Which was why Williams initially proved coy in the aftermath of the Suns’ loss to the Bucks in Game Three of the NBA Finals the other day. He began with a disclaimer. “I’m not going to complain publicly about fouls,” he said. “Not going to do that.” And he was true to his word; he didn’t talk about fouls. Instead, he slyly pointed to the disparity in free throws — thereby making his point all the same. “You can look. We had 16 free throws tonight. One person had 17.”
All things considered, critics wouldn’t be wrong to argue that Williams was being disingenuous. After all, the numbers per se never tell the whole story. As Mark Twain once observed, “There are three kinds of lies: lies, damned lies, and statistics.” And, in the case of the Bucks, they just so happen to have a player whose unique skill sets almost always lead to contact; it’s why that player has normed close to double digits in charity attempts over the last three years. That player is, needless to say, two-time Most Valuable Player awardee Giannis Antetokounmpo, the “one person” Williams alluded to in his measured criticism of the work of the men in gray.
Significantly, Williams made his observation after the Suns’ loss in Game Three. He did not do the same after the Suns’ win in Game Two, when Antetokounmpo shot 18 free throws, four more than his charges all told. At the same time, it would be easy for the Bucks to counter that the Greek Freak’s bruising style of play elicits calls that go both ways, and that a poor percentage from the stripe encourages the competition to deliberately cause whistles.
In any case, Game Four beckons, and it remains to be seen whether Antetokounmpo will get close to his Finals norm of 12 free throws per game. For the Suns, there is one bit of good news; referee Scott Foster will not be around. The latter was part of the crew that worked Game Three, and the setback was Playoff MVP favorite Chris Paul’s 12th straight against the official. Then again, correlation does not imply causation, so the purple and orange would do well to focus instead on correctable realities moving forward. Else, they’ll be felled by demons of their own creation.
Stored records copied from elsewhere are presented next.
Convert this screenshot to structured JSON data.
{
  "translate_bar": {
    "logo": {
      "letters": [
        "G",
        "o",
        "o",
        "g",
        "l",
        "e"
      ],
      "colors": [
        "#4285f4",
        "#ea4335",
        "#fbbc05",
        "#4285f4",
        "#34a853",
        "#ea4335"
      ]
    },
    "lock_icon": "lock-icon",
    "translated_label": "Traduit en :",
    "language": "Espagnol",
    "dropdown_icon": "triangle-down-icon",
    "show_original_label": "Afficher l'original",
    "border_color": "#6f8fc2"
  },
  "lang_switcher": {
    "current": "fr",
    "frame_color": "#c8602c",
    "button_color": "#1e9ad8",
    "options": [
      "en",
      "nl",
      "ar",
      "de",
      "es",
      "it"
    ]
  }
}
Anthony L. Cuaycong has been writing Courtside since BusinessWorld introduced a Sports section in 1994. He is a consultant on strategic planning, operations and Human Resources management, corporate communications, and business development.